• PROBLEM REQUIREMENTS
Output all of the lines below exactly, and leave out each image.

• Records from a dataset
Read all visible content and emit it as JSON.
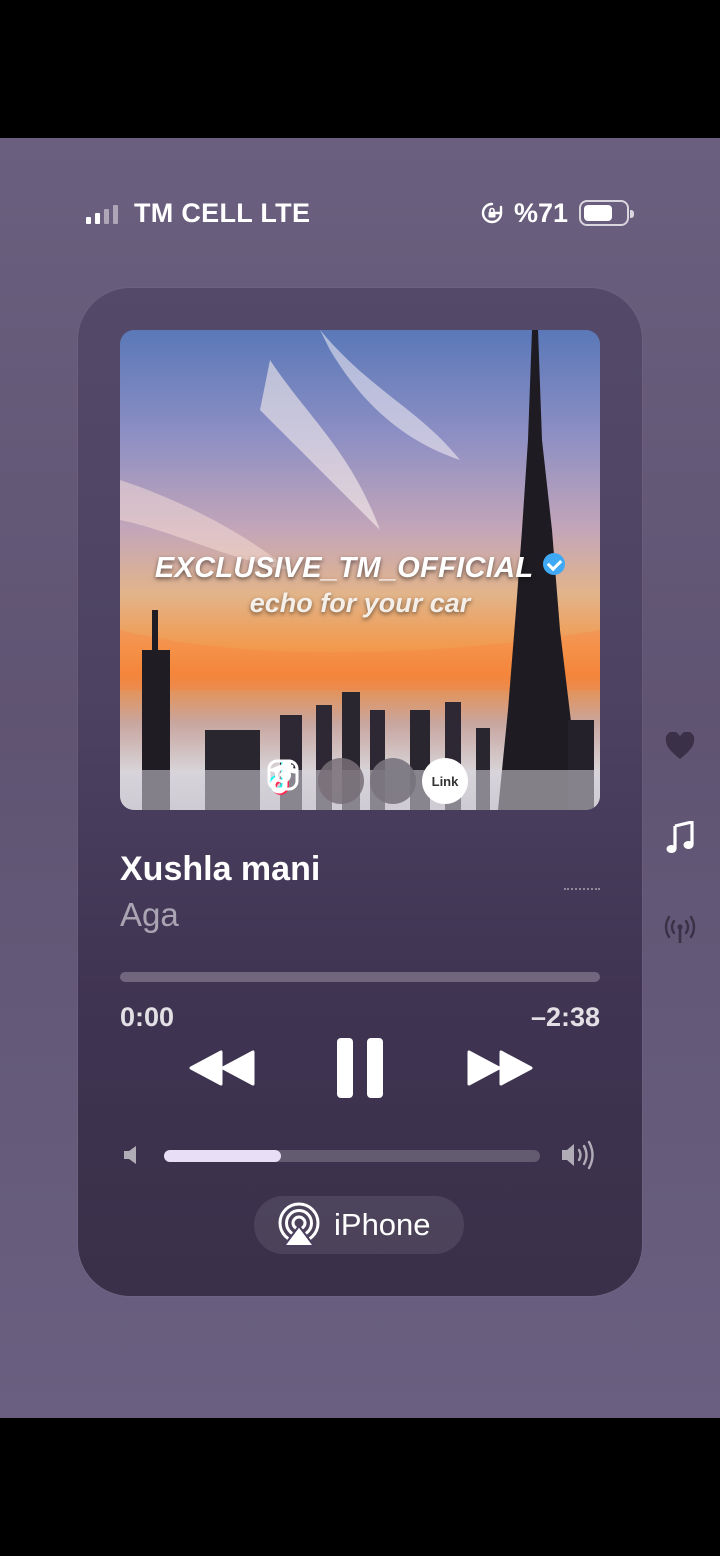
{
  "status_bar": {
    "carrier": "TM CELL LTE",
    "battery_percent": "%71",
    "battery_level": 0.71,
    "signal_bars": 2
  },
  "artwork": {
    "title": "EXCLUSIVE_TM_OFFICIAL",
    "subtitle": "echo for your car",
    "social_icons": [
      "tiktok-icon",
      "instagram-icon",
      "telegram-icon",
      "link-icon"
    ],
    "link_label": "Link"
  },
  "track": {
    "title": "Xushla mani",
    "artist": "Aga"
  },
  "playback": {
    "elapsed": "0:00",
    "remaining": "–2:38",
    "progress": 0.0,
    "state": "playing"
  },
  "volume": {
    "level": 0.31
  },
  "output": {
    "device": "iPhone"
  },
  "side_icons": [
    "heart-icon",
    "note-icon",
    "broadcast-icon"
  ],
  "colors": {
    "background": "#655a79",
    "card": "#4a3f5e",
    "volume_fill": "#e8def6",
    "verified": "#3fa9f5"
  }
}
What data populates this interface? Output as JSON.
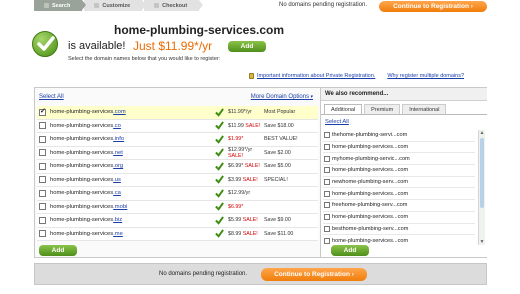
{
  "steps": [
    {
      "label": "Search",
      "active": true
    },
    {
      "label": "Customize",
      "active": false
    },
    {
      "label": "Checkout",
      "active": false
    }
  ],
  "cart": {
    "pending_text": "No domains pending registration.",
    "continue_label": "Continue to Registration ›"
  },
  "header": {
    "domain": "home-plumbing-services.com",
    "available_text": "is available!",
    "price_text": "Just $11.99*/yr",
    "add_label": "Add",
    "instruction": "Select the domain names below that you would like to register:"
  },
  "info_links": {
    "private_registration": "Important information about Private Registration.",
    "why_multiple": "Why register multiple domains?"
  },
  "left": {
    "select_all": "Select All",
    "more_options": "More Domain Options",
    "add_label": "Add",
    "rows": [
      {
        "name": "home-plumbing-services",
        "tld": ".com",
        "checked": true,
        "price": "$11.99*/yr",
        "sale": "",
        "price_warn": false,
        "note": "Most Popular"
      },
      {
        "name": "home-plumbing-services",
        "tld": ".co",
        "checked": false,
        "price": "$11.99",
        "sale": "SALE!",
        "price_warn": false,
        "note": "Save $18.00"
      },
      {
        "name": "home-plumbing-services",
        "tld": ".info",
        "checked": false,
        "price": "$1.99*",
        "sale": "",
        "price_warn": true,
        "note": "BEST VALUE!"
      },
      {
        "name": "home-plumbing-services",
        "tld": ".net",
        "checked": false,
        "price": "$12.99*/yr",
        "sale": "SALE!",
        "price_warn": false,
        "note": "Save $2.00"
      },
      {
        "name": "home-plumbing-services",
        "tld": ".org",
        "checked": false,
        "price": "$6.99*",
        "sale": "SALE!",
        "price_warn": false,
        "note": "Save $5.00"
      },
      {
        "name": "home-plumbing-services",
        "tld": ".us",
        "checked": false,
        "price": "$3.99",
        "sale": "SALE!",
        "price_warn": false,
        "note": "SPECIAL!"
      },
      {
        "name": "home-plumbing-services",
        "tld": ".ca",
        "checked": false,
        "price": "$12.99/yr",
        "sale": "",
        "price_warn": false,
        "note": ""
      },
      {
        "name": "home-plumbing-services",
        "tld": ".mobi",
        "checked": false,
        "price": "$6.99*",
        "sale": "",
        "price_warn": true,
        "note": ""
      },
      {
        "name": "home-plumbing-services",
        "tld": ".biz",
        "checked": false,
        "price": "$5.99",
        "sale": "SALE!",
        "price_warn": false,
        "note": "Save $9.00"
      },
      {
        "name": "home-plumbing-services",
        "tld": ".me",
        "checked": false,
        "price": "$8.99",
        "sale": "SALE!",
        "price_warn": false,
        "note": "Save $11.00"
      }
    ]
  },
  "right": {
    "title": "We also recommend...",
    "tabs": [
      {
        "label": "Additional",
        "active": true
      },
      {
        "label": "Premium",
        "active": false
      },
      {
        "label": "International",
        "active": false
      }
    ],
    "select_all": "Select All",
    "add_label": "Add",
    "items": [
      "thehome-plumbing-servi...com",
      "home-plumbing-services...com",
      "myhome-plumbing-servic...com",
      "home-plumbing-services...com",
      "newhome-plumbing-serv...com",
      "home-plumbing-services...com",
      "freehome-plumbing-serv...com",
      "home-plumbing-services...com",
      "besthome-plumbing-serv...com",
      "home-plumbing-services...com"
    ]
  },
  "colors": {
    "orange": "#f07d0a",
    "green": "#4f8f1a",
    "link": "#1a3ea8",
    "sale": "#d40000"
  }
}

• SOLUTION FOR THIS TASK
Read all visible content and emit it as JSON.
{
  "status_bar": {
    "carrier": "TM CELL LTE",
    "battery_percent": "%71",
    "battery_level": 0.71,
    "signal_bars": 2
  },
  "artwork": {
    "title": "EXCLUSIVE_TM_OFFICIAL",
    "subtitle": "echo for your car",
    "social_icons": [
      "tiktok-icon",
      "instagram-icon",
      "telegram-icon",
      "link-icon"
    ],
    "link_label": "Link"
  },
  "track": {
    "title": "Xushla mani",
    "artist": "Aga"
  },
  "playback": {
    "elapsed": "0:00",
    "remaining": "–2:38",
    "progress": 0.0,
    "state": "playing"
  },
  "volume": {
    "level": 0.31
  },
  "output": {
    "device": "iPhone"
  },
  "side_icons": [
    "heart-icon",
    "note-icon",
    "broadcast-icon"
  ],
  "colors": {
    "background": "#655a79",
    "card": "#4a3f5e",
    "volume_fill": "#e8def6",
    "verified": "#3fa9f5"
  }
}
What data populates this interface? Output as JSON.
{
  "steps": [
    {
      "label": "Search",
      "active": true
    },
    {
      "label": "Customize",
      "active": false
    },
    {
      "label": "Checkout",
      "active": false
    }
  ],
  "cart": {
    "pending_text": "No domains pending registration.",
    "continue_label": "Continue to Registration ›"
  },
  "header": {
    "domain": "home-plumbing-services.com",
    "available_text": "is available!",
    "price_text": "Just $11.99*/yr",
    "add_label": "Add",
    "instruction": "Select the domain names below that you would like to register:"
  },
  "info_links": {
    "private_registration": "Important information about Private Registration.",
    "why_multiple": "Why register multiple domains?"
  },
  "left": {
    "select_all": "Select All",
    "more_options": "More Domain Options",
    "add_label": "Add",
    "rows": [
      {
        "name": "home-plumbing-services",
        "tld": ".com",
        "checked": true,
        "price": "$11.99*/yr",
        "sale": "",
        "price_warn": false,
        "note": "Most Popular"
      },
      {
        "name": "home-plumbing-services",
        "tld": ".co",
        "checked": false,
        "price": "$11.99",
        "sale": "SALE!",
        "price_warn": false,
        "note": "Save $18.00"
      },
      {
        "name": "home-plumbing-services",
        "tld": ".info",
        "checked": false,
        "price": "$1.99*",
        "sale": "",
        "price_warn": true,
        "note": "BEST VALUE!"
      },
      {
        "name": "home-plumbing-services",
        "tld": ".net",
        "checked": false,
        "price": "$12.99*/yr",
        "sale": "SALE!",
        "price_warn": false,
        "note": "Save $2.00"
      },
      {
        "name": "home-plumbing-services",
        "tld": ".org",
        "checked": false,
        "price": "$6.99*",
        "sale": "SALE!",
        "price_warn": false,
        "note": "Save $5.00"
      },
      {
        "name": "home-plumbing-services",
        "tld": ".us",
        "checked": false,
        "price": "$3.99",
        "sale": "SALE!",
        "price_warn": false,
        "note": "SPECIAL!"
      },
      {
        "name": "home-plumbing-services",
        "tld": ".ca",
        "checked": false,
        "price": "$12.99/yr",
        "sale": "",
        "price_warn": false,
        "note": ""
      },
      {
        "name": "home-plumbing-services",
        "tld": ".mobi",
        "checked": false,
        "price": "$6.99*",
        "sale": "",
        "price_warn": true,
        "note": ""
      },
      {
        "name": "home-plumbing-services",
        "tld": ".biz",
        "checked": false,
        "price": "$5.99",
        "sale": "SALE!",
        "price_warn": false,
        "note": "Save $9.00"
      },
      {
        "name": "home-plumbing-services",
        "tld": ".me",
        "checked": false,
        "price": "$8.99",
        "sale": "SALE!",
        "price_warn": false,
        "note": "Save $11.00"
      }
    ]
  },
  "right": {
    "title": "We also recommend...",
    "tabs": [
      {
        "label": "Additional",
        "active": true
      },
      {
        "label": "Premium",
        "active": false
      },
      {
        "label": "International",
        "active": false
      }
    ],
    "select_all": "Select All",
    "add_label": "Add",
    "items": [
      "thehome-plumbing-servi...com",
      "home-plumbing-services...com",
      "myhome-plumbing-servic...com",
      "home-plumbing-services...com",
      "newhome-plumbing-serv...com",
      "home-plumbing-services...com",
      "freehome-plumbing-serv...com",
      "home-plumbing-services...com",
      "besthome-plumbing-serv...com",
      "home-plumbing-services...com"
    ]
  },
  "colors": {
    "orange": "#f07d0a",
    "green": "#4f8f1a",
    "link": "#1a3ea8",
    "sale": "#d40000"
  }
}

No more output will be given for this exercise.